“Everybody has a story to tell. I remember listening to my grandfather and other relatives talking about their lives, and on my travels, especially in the UK, I have been fascinated by the people I have met and the stories they have told. Listening, that’s the key, not only for journalists but in life in general. You learn things by listening but the more I watch TV news channels, nobody is listening. Journalists or presenters appear to have already been told what stance or attack to take and that is not what I learnt when I studied journalism.”
And by a twist of fate, Fernando has unintentionally followed in the footsteps of Adan Diehl.
“Apart from the obvious qualities of Mallorca and Palma, one has to remember that this was home to the great Ramon Llull, who was the predecessor of all the great philosophers, mathematicians, psychologists and thinkers across Europe for centuries, even today.
“As a great admirer of architecture, Palma is a gem. It’s so compact, but there is so much varied and historic architecture. The cathedral is a Gothic masterpiece. Apart from being one of the largest and tallest in the world, it is the only cathedral located by the sea. The figure-of-eight spectacular and the Sibil-la are fabulous experiences. It’s a magnificent piece of architecture and Palma should be very proud of it. As should its tourism industry.
“What I fail to understand is this growing anti-tourism movement. The island is flush with millionaires and most of them have made their money from tourism over the past years. It reminds me a bit of Argentina prior to the arrival of the railways, steam trains and refrigeration. People owned thousands of hectares of land which were just used for producing cheap dried meat and leather. Then all of sudden, Argentina was exporting first-class meat, leather and cereals across the world and all of the landowners suddenly became overnight millionaires.
“Had transport not arrived, they’d probably still be struggling to work their land, just like Mallorca’s were before the tourism boom. So much hard work has gone into developing Mallorca as a world-leading tourism destination, which has set the example for so many other destinations around the world, I can’t understand why some people are prepared to let all that hard work go.
“Perhaps, due to the pandemic and the lack of tourism, those opposed to tourism may have had a change of heart. Some will have lost their jobs and will be struggling to make ends meet and are perhaps now longing for the day holidaymakers, second homeowners and foreign investors start returning to the island in large numbers.
“Obviously a careful balance has to be reached and attention paid to sustainable tourism, but the island can’t afford to have anti-tourism graffiti and a take-it-or-leave-it attitude.
“Why kill the goose that lays the golden egg? People can’t afford to get greedy, because greed is the root cause of miseries and this is just a wonderful place to live. I would not change Mallorca for anywhere else in the world and I am sure I am not the only person who feels that way about the island.
“Perhaps because I am relatively new to the island and have come from the other side of the world, I see things from a different perspective. But sometimes that is a good thing and perhaps those in power should be listening to tourism experts who have a different view of things and can see where Mallorca could be going wrong.
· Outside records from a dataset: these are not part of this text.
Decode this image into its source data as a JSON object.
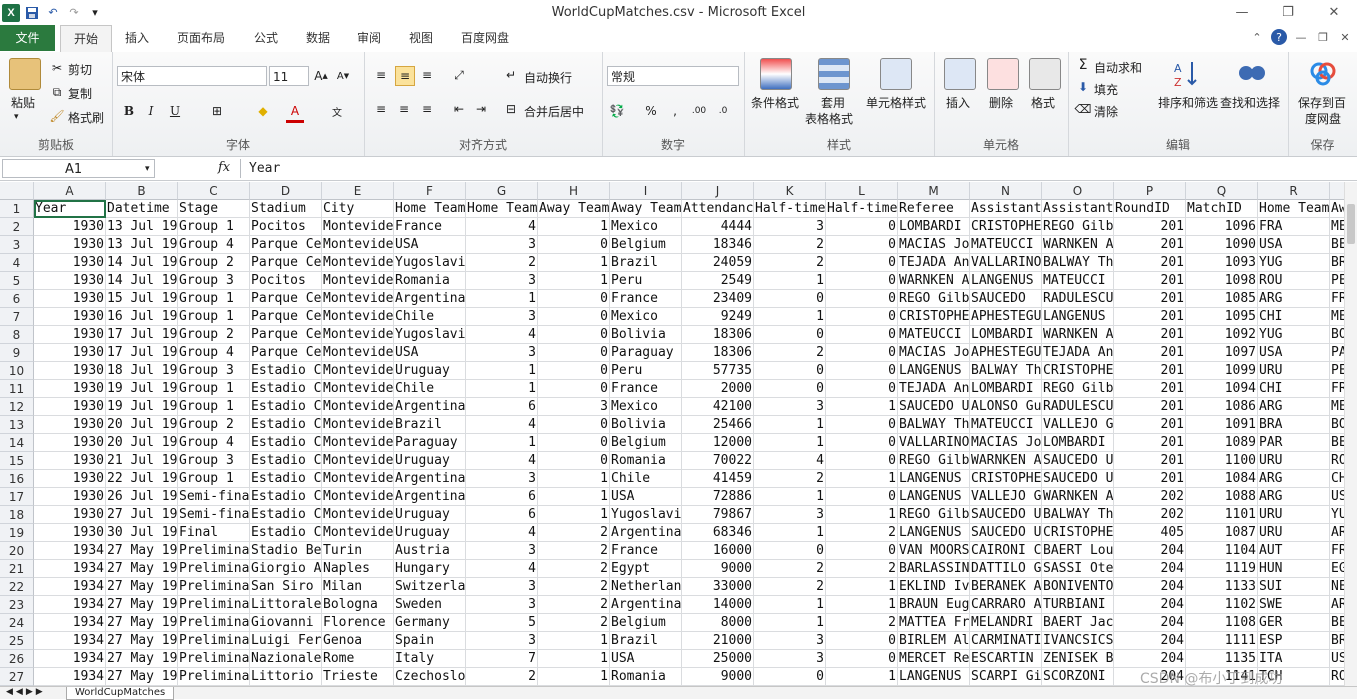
{
  "window": {
    "title": "WorldCupMatches.csv - Microsoft Excel"
  },
  "tabs": [
    {
      "label": "文件"
    },
    {
      "label": "开始"
    },
    {
      "label": "插入"
    },
    {
      "label": "页面布局"
    },
    {
      "label": "公式"
    },
    {
      "label": "数据"
    },
    {
      "label": "审阅"
    },
    {
      "label": "视图"
    },
    {
      "label": "百度网盘"
    }
  ],
  "ribbon": {
    "clipboard": {
      "label": "剪贴板",
      "paste": "粘贴",
      "cut": "剪切",
      "copy": "复制",
      "format_painter": "格式刷"
    },
    "font": {
      "label": "字体",
      "name": "宋体",
      "size": "11"
    },
    "alignment": {
      "label": "对齐方式",
      "wrap": "自动换行",
      "merge": "合并后居中"
    },
    "number": {
      "label": "数字",
      "format": "常规"
    },
    "styles": {
      "label": "样式",
      "cond": "条件格式",
      "table1": "套用",
      "table2": "表格格式",
      "cell_styles": "单元格样式"
    },
    "cells": {
      "label": "单元格",
      "insert": "插入",
      "delete": "删除",
      "format": "格式"
    },
    "editing": {
      "label": "编辑",
      "autosum": "自动求和",
      "fill": "填充",
      "clear": "清除",
      "sort": "排序和筛选",
      "find": "查找和选择"
    },
    "save": {
      "label": "保存",
      "line1": "保存到百",
      "line2": "度网盘"
    }
  },
  "formula_bar": {
    "namebox": "A1",
    "fx": "fx",
    "content": "Year"
  },
  "columns": [
    "A",
    "B",
    "C",
    "D",
    "E",
    "F",
    "G",
    "H",
    "I",
    "J",
    "K",
    "L",
    "M",
    "N",
    "O",
    "P",
    "Q",
    "R",
    "S"
  ],
  "rows": [
    [
      "Year",
      "Datetime",
      "Stage",
      "Stadium",
      "City",
      "Home Team",
      "Home Team",
      "Away Team",
      "Away Team",
      "Attendance",
      "Half-time",
      "Half-time",
      "Referee",
      "Assistant",
      "Assistant",
      "RoundID",
      "MatchID",
      "Home Team",
      "Aw"
    ],
    [
      "1930",
      "13 Jul 19",
      "Group 1",
      "Pocitos",
      "Montevideo",
      "France",
      "4",
      "1",
      "Mexico",
      "4444",
      "3",
      "0",
      "LOMBARDI",
      "CRISTOPHE",
      "REGO Gilb",
      "201",
      "1096",
      "FRA",
      "ME"
    ],
    [
      "1930",
      "13 Jul 19",
      "Group 4",
      "Parque Ce",
      "Montevideo",
      "USA",
      "3",
      "0",
      "Belgium",
      "18346",
      "2",
      "0",
      "MACIAS Jo",
      "MATEUCCI",
      "WARNKEN A",
      "201",
      "1090",
      "USA",
      "BE"
    ],
    [
      "1930",
      "14 Jul 19",
      "Group 2",
      "Parque Ce",
      "Montevideo",
      "Yugoslavia",
      "2",
      "1",
      "Brazil",
      "24059",
      "2",
      "0",
      "TEJADA An",
      "VALLARINO",
      "BALWAY Th",
      "201",
      "1093",
      "YUG",
      "BR"
    ],
    [
      "1930",
      "14 Jul 19",
      "Group 3",
      "Pocitos",
      "Montevideo",
      "Romania",
      "3",
      "1",
      "Peru",
      "2549",
      "1",
      "0",
      "WARNKEN A",
      "LANGENUS",
      "MATEUCCI",
      "201",
      "1098",
      "ROU",
      "PE"
    ],
    [
      "1930",
      "15 Jul 19",
      "Group 1",
      "Parque Ce",
      "Montevideo",
      "Argentina",
      "1",
      "0",
      "France",
      "23409",
      "0",
      "0",
      "REGO Gilb",
      "SAUCEDO",
      "RADULESCU",
      "201",
      "1085",
      "ARG",
      "FR"
    ],
    [
      "1930",
      "16 Jul 19",
      "Group 1",
      "Parque Ce",
      "Montevideo",
      "Chile",
      "3",
      "0",
      "Mexico",
      "9249",
      "1",
      "0",
      "CRISTOPHE",
      "APHESTEGU",
      "LANGENUS",
      "201",
      "1095",
      "CHI",
      "ME"
    ],
    [
      "1930",
      "17 Jul 19",
      "Group 2",
      "Parque Ce",
      "Montevideo",
      "Yugoslavia",
      "4",
      "0",
      "Bolivia",
      "18306",
      "0",
      "0",
      "MATEUCCI",
      "LOMBARDI",
      "WARNKEN A",
      "201",
      "1092",
      "YUG",
      "BO"
    ],
    [
      "1930",
      "17 Jul 19",
      "Group 4",
      "Parque Ce",
      "Montevideo",
      "USA",
      "3",
      "0",
      "Paraguay",
      "18306",
      "2",
      "0",
      "MACIAS Jo",
      "APHESTEGU",
      "TEJADA An",
      "201",
      "1097",
      "USA",
      "PA"
    ],
    [
      "1930",
      "18 Jul 19",
      "Group 3",
      "Estadio C",
      "Montevideo",
      "Uruguay",
      "1",
      "0",
      "Peru",
      "57735",
      "0",
      "0",
      "LANGENUS",
      "BALWAY Th",
      "CRISTOPHE",
      "201",
      "1099",
      "URU",
      "PE"
    ],
    [
      "1930",
      "19 Jul 19",
      "Group 1",
      "Estadio C",
      "Montevideo",
      "Chile",
      "1",
      "0",
      "France",
      "2000",
      "0",
      "0",
      "TEJADA An",
      "LOMBARDI",
      "REGO Gilb",
      "201",
      "1094",
      "CHI",
      "FR"
    ],
    [
      "1930",
      "19 Jul 19",
      "Group 1",
      "Estadio C",
      "Montevideo",
      "Argentina",
      "6",
      "3",
      "Mexico",
      "42100",
      "3",
      "1",
      "SAUCEDO U",
      "ALONSO Gu",
      "RADULESCU",
      "201",
      "1086",
      "ARG",
      "ME"
    ],
    [
      "1930",
      "20 Jul 19",
      "Group 2",
      "Estadio C",
      "Montevideo",
      "Brazil",
      "4",
      "0",
      "Bolivia",
      "25466",
      "1",
      "0",
      "BALWAY Th",
      "MATEUCCI",
      "VALLEJO G",
      "201",
      "1091",
      "BRA",
      "BO"
    ],
    [
      "1930",
      "20 Jul 19",
      "Group 4",
      "Estadio C",
      "Montevideo",
      "Paraguay",
      "1",
      "0",
      "Belgium",
      "12000",
      "1",
      "0",
      "VALLARINO",
      "MACIAS Jo",
      "LOMBARDI",
      "201",
      "1089",
      "PAR",
      "BE"
    ],
    [
      "1930",
      "21 Jul 19",
      "Group 3",
      "Estadio C",
      "Montevideo",
      "Uruguay",
      "4",
      "0",
      "Romania",
      "70022",
      "4",
      "0",
      "REGO Gilb",
      "WARNKEN A",
      "SAUCEDO U",
      "201",
      "1100",
      "URU",
      "RO"
    ],
    [
      "1930",
      "22 Jul 19",
      "Group 1",
      "Estadio C",
      "Montevideo",
      "Argentina",
      "3",
      "1",
      "Chile",
      "41459",
      "2",
      "1",
      "LANGENUS",
      "CRISTOPHE",
      "SAUCEDO U",
      "201",
      "1084",
      "ARG",
      "CH"
    ],
    [
      "1930",
      "26 Jul 19",
      "Semi-fina",
      "Estadio C",
      "Montevideo",
      "Argentina",
      "6",
      "1",
      "USA",
      "72886",
      "1",
      "0",
      "LANGENUS",
      "VALLEJO G",
      "WARNKEN A",
      "202",
      "1088",
      "ARG",
      "US"
    ],
    [
      "1930",
      "27 Jul 19",
      "Semi-fina",
      "Estadio C",
      "Montevideo",
      "Uruguay",
      "6",
      "1",
      "Yugoslavia",
      "79867",
      "3",
      "1",
      "REGO Gilb",
      "SAUCEDO U",
      "BALWAY Th",
      "202",
      "1101",
      "URU",
      "YU"
    ],
    [
      "1930",
      "30 Jul 19",
      "Final",
      "Estadio C",
      "Montevideo",
      "Uruguay",
      "4",
      "2",
      "Argentina",
      "68346",
      "1",
      "2",
      "LANGENUS",
      "SAUCEDO U",
      "CRISTOPHE",
      "405",
      "1087",
      "URU",
      "AR"
    ],
    [
      "1934",
      "27 May 19",
      "Prelimina",
      "Stadio Be",
      "Turin",
      "Austria",
      "3",
      "2",
      "France",
      "16000",
      "0",
      "0",
      "VAN MOORS",
      "CAIRONI C",
      "BAERT Lou",
      "204",
      "1104",
      "AUT",
      "FR"
    ],
    [
      "1934",
      "27 May 19",
      "Prelimina",
      "Giorgio A",
      "Naples",
      "Hungary",
      "4",
      "2",
      "Egypt",
      "9000",
      "2",
      "2",
      "BARLASSIN",
      "DATTILO G",
      "SASSI Ote",
      "204",
      "1119",
      "HUN",
      "EG"
    ],
    [
      "1934",
      "27 May 19",
      "Prelimina",
      "San Siro",
      "Milan",
      "Switzerland",
      "3",
      "2",
      "Netherlands",
      "33000",
      "2",
      "1",
      "EKLIND Iv",
      "BERANEK A",
      "BONIVENTO",
      "204",
      "1133",
      "SUI",
      "NE"
    ],
    [
      "1934",
      "27 May 19",
      "Prelimina",
      "Littorale",
      "Bologna",
      "Sweden",
      "3",
      "2",
      "Argentina",
      "14000",
      "1",
      "1",
      "BRAUN Eug",
      "CARRARO A",
      "TURBIANI",
      "204",
      "1102",
      "SWE",
      "AR"
    ],
    [
      "1934",
      "27 May 19",
      "Prelimina",
      "Giovanni",
      "Florence",
      "Germany",
      "5",
      "2",
      "Belgium",
      "8000",
      "1",
      "2",
      "MATTEA Fr",
      "MELANDRI",
      "BAERT Jac",
      "204",
      "1108",
      "GER",
      "BE"
    ],
    [
      "1934",
      "27 May 19",
      "Prelimina",
      "Luigi Fer",
      "Genoa",
      "Spain",
      "3",
      "1",
      "Brazil",
      "21000",
      "3",
      "0",
      "BIRLEM Al",
      "CARMINATI",
      "IVANCSICS",
      "204",
      "1111",
      "ESP",
      "BR"
    ],
    [
      "1934",
      "27 May 19",
      "Prelimina",
      "Nazionale",
      "Rome",
      "Italy",
      "7",
      "1",
      "USA",
      "25000",
      "3",
      "0",
      "MERCET Re",
      "ESCARTIN",
      "ZENISEK B",
      "204",
      "1135",
      "ITA",
      "US"
    ],
    [
      "1934",
      "27 May 19",
      "Prelimina",
      "Littorio",
      "Trieste",
      "Czechoslo",
      "2",
      "1",
      "Romania",
      "9000",
      "0",
      "1",
      "LANGENUS",
      "SCARPI Gi",
      "SCORZONI",
      "204",
      "1141",
      "TCH",
      "RO"
    ]
  ],
  "sheet_tab": "WorldCupMatches",
  "watermark": "CSDN @布小丁到成功"
}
When the pandemic starts to draw to a close and holiday destinations are able to start reopening properly, Mallorca needs to be in pole position to protect and enhance its reputation and everything it has to offer. Now is not the time for sitting back.
“We have a saying in Argentina ‘when you spit in the sky, be careful what comes back’. So many businesses have gone to the wall, it would be such a great shame for Mallorca to suffer even more when it has all the right tools to repair the damage the pandemic has caused.”